**Action item**: Wherever the string "Logo" shows up in the data below, copy the whole line.

Dataset rows for apps and sites
--- START ---
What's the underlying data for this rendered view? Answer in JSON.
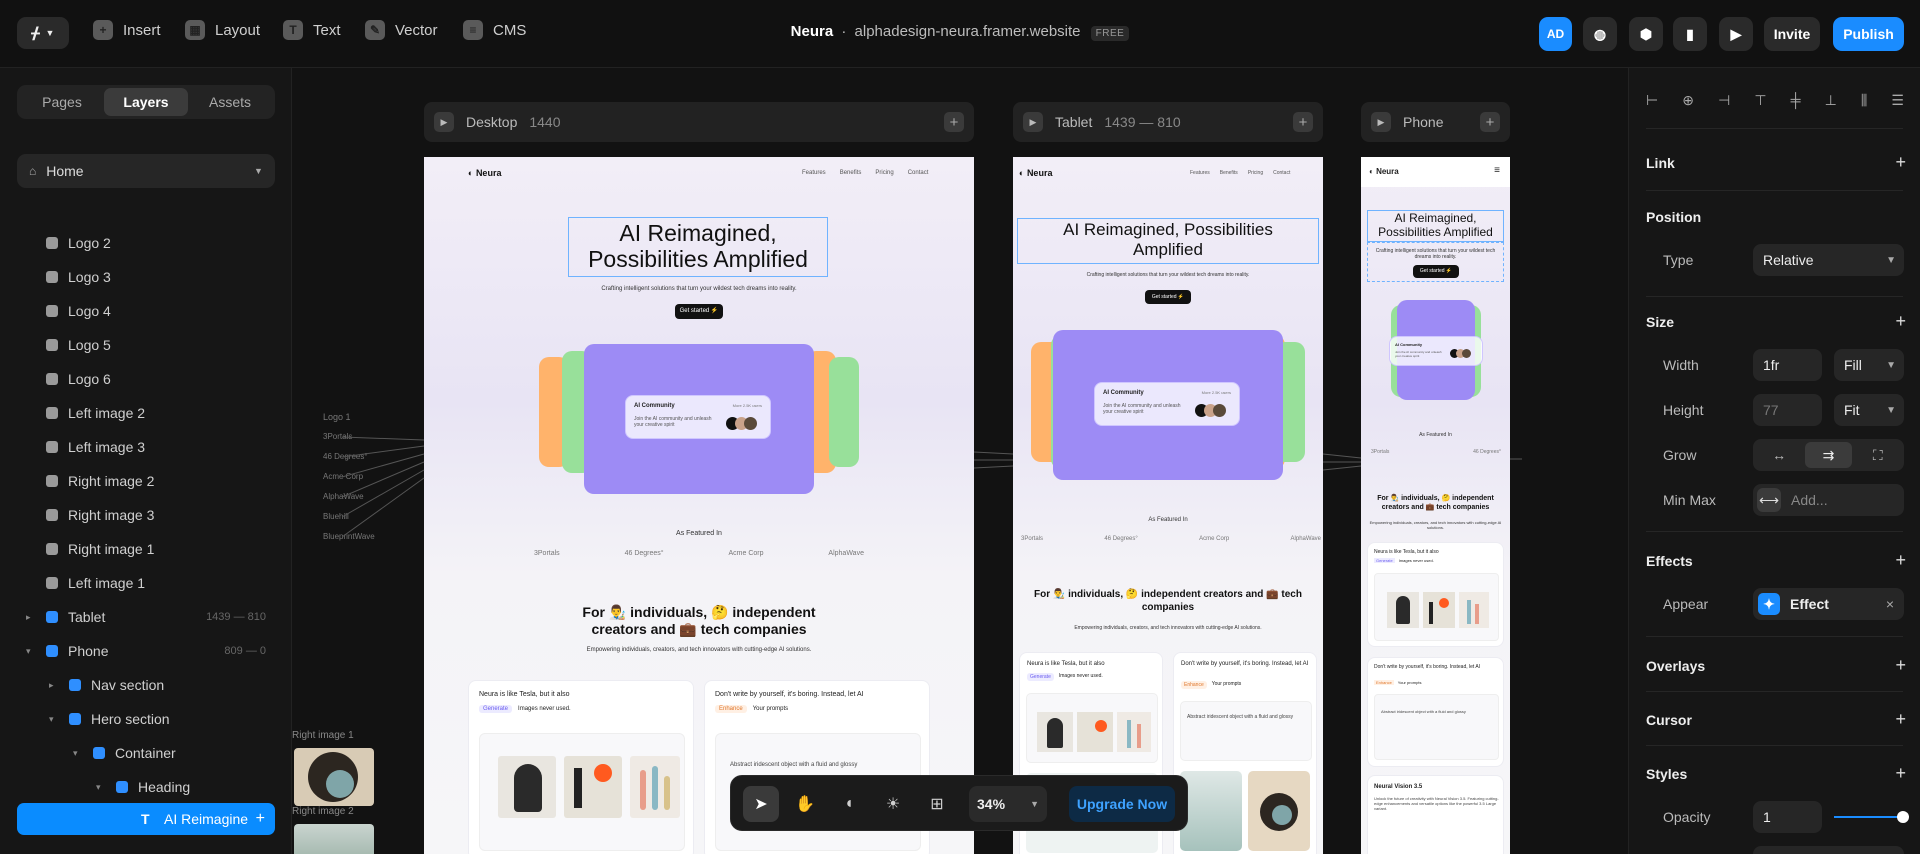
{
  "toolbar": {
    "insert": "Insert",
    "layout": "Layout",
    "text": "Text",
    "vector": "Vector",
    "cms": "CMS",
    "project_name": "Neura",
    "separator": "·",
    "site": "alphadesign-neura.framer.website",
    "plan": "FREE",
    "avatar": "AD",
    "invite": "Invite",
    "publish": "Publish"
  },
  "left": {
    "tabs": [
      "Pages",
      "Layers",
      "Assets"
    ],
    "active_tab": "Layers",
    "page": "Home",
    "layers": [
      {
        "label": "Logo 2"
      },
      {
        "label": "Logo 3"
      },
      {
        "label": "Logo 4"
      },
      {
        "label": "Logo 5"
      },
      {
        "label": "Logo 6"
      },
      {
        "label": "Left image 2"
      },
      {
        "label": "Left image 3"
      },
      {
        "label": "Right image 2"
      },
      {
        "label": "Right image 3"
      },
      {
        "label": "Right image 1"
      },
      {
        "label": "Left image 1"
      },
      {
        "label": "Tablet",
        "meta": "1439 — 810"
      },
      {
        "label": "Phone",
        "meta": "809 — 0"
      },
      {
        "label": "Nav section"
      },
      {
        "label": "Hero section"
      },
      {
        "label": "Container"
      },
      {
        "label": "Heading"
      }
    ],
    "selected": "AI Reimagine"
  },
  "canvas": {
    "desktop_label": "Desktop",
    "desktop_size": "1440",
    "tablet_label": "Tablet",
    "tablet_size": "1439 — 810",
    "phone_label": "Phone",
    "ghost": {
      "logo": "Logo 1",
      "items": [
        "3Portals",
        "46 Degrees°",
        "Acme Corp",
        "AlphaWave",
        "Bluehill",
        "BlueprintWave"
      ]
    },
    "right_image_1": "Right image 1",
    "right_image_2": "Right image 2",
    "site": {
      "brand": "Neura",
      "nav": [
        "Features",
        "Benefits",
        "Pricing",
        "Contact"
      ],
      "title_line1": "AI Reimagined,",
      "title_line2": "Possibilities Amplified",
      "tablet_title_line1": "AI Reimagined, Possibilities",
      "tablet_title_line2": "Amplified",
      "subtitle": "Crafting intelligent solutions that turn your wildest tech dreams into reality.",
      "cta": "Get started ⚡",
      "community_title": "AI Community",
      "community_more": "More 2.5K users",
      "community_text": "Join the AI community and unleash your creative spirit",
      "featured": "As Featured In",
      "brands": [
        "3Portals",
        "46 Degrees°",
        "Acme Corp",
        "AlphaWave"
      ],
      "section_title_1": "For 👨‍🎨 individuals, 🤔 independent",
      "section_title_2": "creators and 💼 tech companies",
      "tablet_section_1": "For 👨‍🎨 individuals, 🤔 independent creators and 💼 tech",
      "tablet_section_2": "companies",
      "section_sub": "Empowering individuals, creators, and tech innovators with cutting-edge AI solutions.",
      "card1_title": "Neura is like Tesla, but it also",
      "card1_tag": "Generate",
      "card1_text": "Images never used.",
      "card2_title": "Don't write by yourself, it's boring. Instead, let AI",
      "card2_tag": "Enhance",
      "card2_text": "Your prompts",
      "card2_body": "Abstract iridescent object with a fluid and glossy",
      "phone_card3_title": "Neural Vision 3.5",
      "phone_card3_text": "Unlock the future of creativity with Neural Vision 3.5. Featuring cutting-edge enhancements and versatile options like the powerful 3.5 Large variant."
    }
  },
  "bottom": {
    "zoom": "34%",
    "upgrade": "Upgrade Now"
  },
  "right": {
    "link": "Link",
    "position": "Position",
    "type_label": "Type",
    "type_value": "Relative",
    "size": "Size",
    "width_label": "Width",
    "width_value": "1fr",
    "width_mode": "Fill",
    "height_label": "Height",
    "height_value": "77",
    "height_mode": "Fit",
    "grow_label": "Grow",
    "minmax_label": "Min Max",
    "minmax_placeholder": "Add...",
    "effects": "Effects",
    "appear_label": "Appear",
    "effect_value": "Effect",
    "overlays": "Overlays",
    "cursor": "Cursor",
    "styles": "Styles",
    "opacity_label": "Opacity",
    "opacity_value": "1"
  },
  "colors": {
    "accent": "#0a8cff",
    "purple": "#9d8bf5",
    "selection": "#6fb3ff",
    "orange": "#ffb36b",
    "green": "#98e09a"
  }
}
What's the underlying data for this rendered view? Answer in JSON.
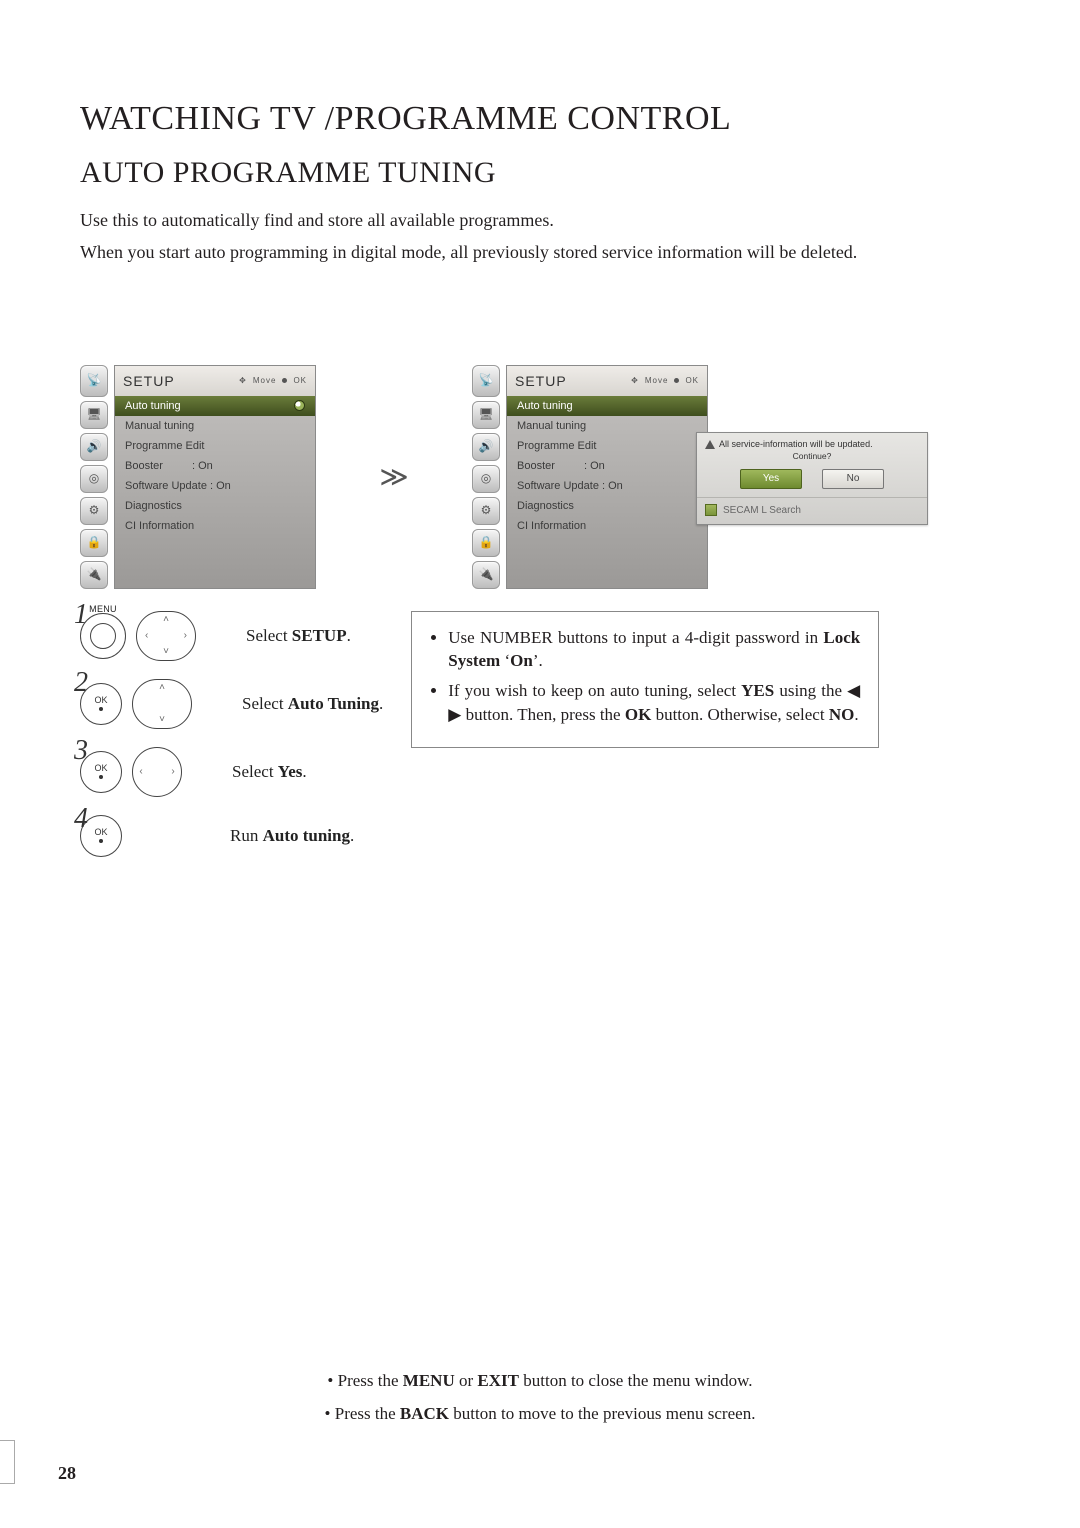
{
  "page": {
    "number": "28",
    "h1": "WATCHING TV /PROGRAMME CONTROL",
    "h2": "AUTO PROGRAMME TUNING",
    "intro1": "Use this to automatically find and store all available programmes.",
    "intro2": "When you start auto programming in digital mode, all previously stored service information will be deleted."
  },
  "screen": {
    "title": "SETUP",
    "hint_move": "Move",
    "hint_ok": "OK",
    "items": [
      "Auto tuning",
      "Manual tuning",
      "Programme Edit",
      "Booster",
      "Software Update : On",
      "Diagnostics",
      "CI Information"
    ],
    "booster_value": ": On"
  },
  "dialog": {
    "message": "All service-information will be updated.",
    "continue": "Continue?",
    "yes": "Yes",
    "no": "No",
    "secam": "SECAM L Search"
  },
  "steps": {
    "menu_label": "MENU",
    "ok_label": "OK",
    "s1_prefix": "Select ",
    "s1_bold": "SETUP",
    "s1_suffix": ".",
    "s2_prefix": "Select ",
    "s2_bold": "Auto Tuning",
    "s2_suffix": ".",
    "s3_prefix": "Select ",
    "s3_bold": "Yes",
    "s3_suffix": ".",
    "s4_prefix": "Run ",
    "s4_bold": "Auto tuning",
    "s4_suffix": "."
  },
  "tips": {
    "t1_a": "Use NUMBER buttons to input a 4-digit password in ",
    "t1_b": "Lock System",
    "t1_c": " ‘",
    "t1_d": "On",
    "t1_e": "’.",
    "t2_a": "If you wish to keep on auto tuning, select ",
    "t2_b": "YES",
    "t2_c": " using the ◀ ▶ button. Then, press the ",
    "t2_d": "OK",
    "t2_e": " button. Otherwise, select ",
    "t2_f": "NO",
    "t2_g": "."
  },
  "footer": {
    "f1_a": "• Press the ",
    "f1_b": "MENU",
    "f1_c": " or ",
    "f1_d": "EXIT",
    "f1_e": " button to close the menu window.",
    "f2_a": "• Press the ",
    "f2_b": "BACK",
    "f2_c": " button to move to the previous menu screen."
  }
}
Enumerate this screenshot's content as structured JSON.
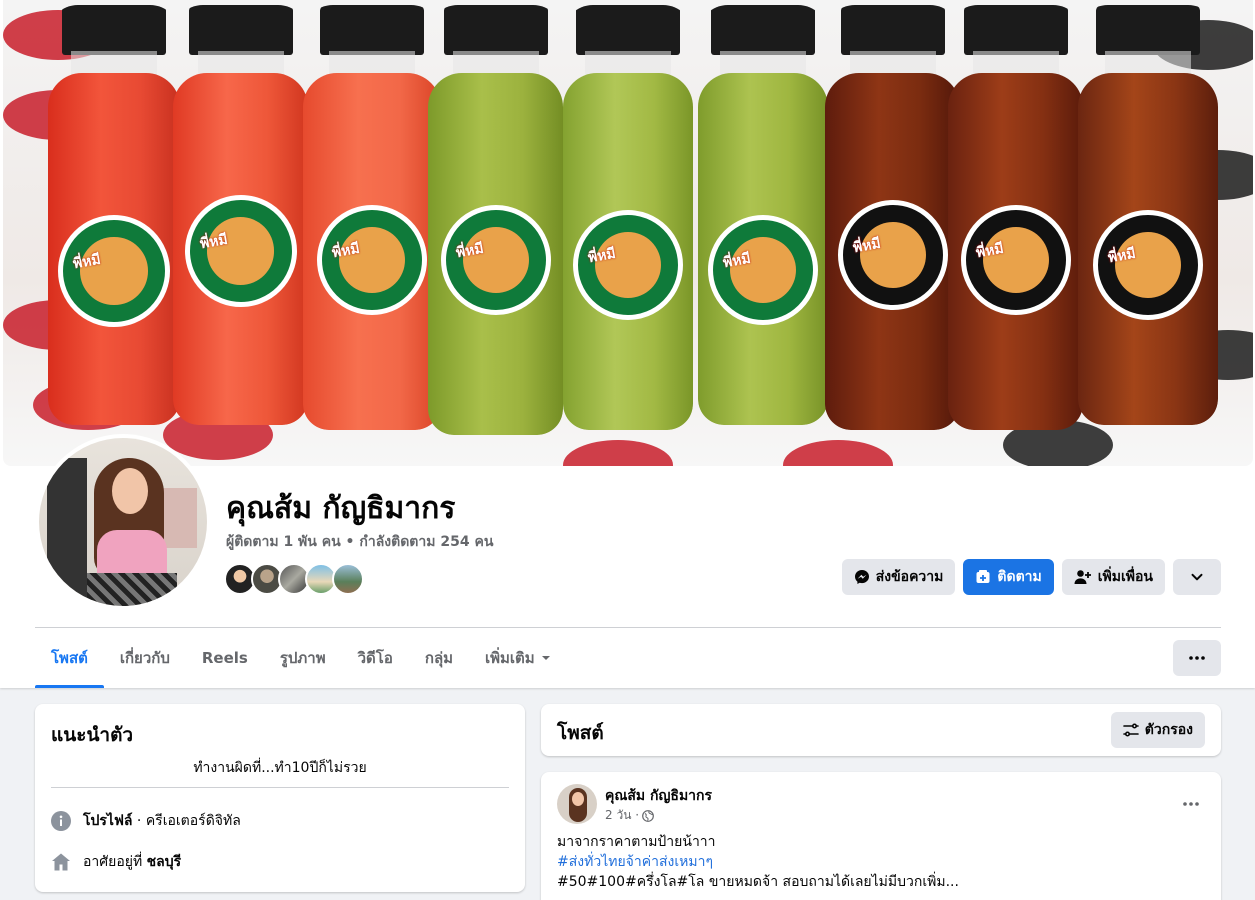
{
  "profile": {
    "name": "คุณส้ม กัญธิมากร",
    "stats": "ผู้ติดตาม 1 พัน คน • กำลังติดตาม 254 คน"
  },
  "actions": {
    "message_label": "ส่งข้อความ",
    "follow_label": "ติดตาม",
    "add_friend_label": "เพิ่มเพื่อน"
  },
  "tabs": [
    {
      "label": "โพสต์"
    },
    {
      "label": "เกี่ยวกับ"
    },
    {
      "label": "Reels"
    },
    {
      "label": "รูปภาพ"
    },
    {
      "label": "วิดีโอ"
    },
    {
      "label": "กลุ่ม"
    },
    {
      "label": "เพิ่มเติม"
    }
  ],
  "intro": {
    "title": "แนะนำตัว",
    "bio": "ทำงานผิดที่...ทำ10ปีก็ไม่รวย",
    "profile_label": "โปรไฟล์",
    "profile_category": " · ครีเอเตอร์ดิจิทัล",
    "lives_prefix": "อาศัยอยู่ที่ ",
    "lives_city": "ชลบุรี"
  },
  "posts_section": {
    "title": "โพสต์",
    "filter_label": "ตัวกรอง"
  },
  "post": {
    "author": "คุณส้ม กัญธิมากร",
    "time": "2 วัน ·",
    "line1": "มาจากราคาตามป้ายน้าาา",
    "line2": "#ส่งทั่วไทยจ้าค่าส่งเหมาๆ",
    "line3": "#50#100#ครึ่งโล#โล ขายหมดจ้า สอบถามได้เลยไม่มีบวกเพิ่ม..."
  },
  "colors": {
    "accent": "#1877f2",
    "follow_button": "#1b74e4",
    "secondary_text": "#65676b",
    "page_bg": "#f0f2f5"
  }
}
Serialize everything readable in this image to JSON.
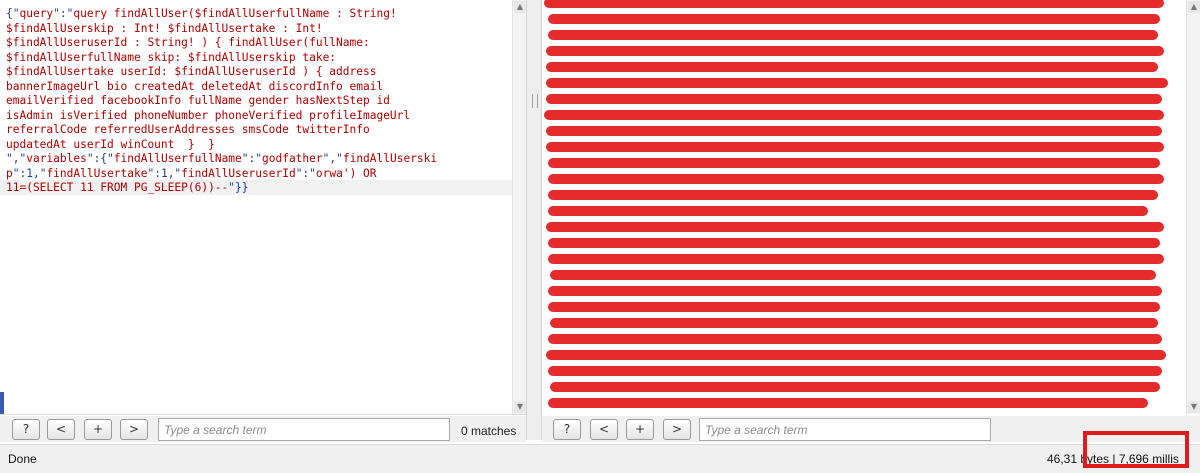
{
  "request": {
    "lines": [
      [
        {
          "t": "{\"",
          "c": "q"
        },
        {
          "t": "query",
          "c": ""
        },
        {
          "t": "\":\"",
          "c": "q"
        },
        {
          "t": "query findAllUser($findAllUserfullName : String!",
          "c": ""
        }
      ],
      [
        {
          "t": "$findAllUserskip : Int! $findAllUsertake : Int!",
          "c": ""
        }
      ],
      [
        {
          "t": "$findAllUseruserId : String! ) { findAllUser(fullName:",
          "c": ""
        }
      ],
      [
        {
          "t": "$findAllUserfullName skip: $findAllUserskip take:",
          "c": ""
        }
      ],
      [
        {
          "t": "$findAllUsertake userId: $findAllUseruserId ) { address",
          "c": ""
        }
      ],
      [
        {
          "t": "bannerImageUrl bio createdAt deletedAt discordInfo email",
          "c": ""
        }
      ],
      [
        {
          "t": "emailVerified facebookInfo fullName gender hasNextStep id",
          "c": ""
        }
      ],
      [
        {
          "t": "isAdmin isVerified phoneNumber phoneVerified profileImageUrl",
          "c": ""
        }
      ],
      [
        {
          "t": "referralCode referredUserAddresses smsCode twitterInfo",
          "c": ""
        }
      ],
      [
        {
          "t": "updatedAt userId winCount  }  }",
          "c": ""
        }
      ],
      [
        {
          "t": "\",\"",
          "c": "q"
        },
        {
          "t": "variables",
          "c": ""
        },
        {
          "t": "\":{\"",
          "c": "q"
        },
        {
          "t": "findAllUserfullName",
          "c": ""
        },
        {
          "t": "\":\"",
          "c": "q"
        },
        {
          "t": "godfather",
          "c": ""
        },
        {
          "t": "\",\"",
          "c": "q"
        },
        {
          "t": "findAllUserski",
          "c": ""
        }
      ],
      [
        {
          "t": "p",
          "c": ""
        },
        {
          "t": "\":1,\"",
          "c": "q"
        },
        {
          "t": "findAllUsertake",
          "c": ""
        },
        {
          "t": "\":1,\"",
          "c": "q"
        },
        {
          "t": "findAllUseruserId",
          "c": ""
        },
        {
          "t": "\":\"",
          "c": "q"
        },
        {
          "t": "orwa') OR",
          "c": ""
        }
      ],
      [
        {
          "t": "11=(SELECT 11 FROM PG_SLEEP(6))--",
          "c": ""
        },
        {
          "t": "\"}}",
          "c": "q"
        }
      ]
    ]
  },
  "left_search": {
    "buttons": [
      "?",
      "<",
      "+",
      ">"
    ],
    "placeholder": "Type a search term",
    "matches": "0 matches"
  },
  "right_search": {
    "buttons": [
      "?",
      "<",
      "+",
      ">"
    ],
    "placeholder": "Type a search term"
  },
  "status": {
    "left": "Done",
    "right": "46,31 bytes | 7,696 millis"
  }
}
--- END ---
**Written answer**:
        "label": "Logo 2"
        "label": "Logo 3"
        "label": "Logo 4"
        "label": "Logo 5"
        "label": "Logo 6"
      "logo": "Logo 1",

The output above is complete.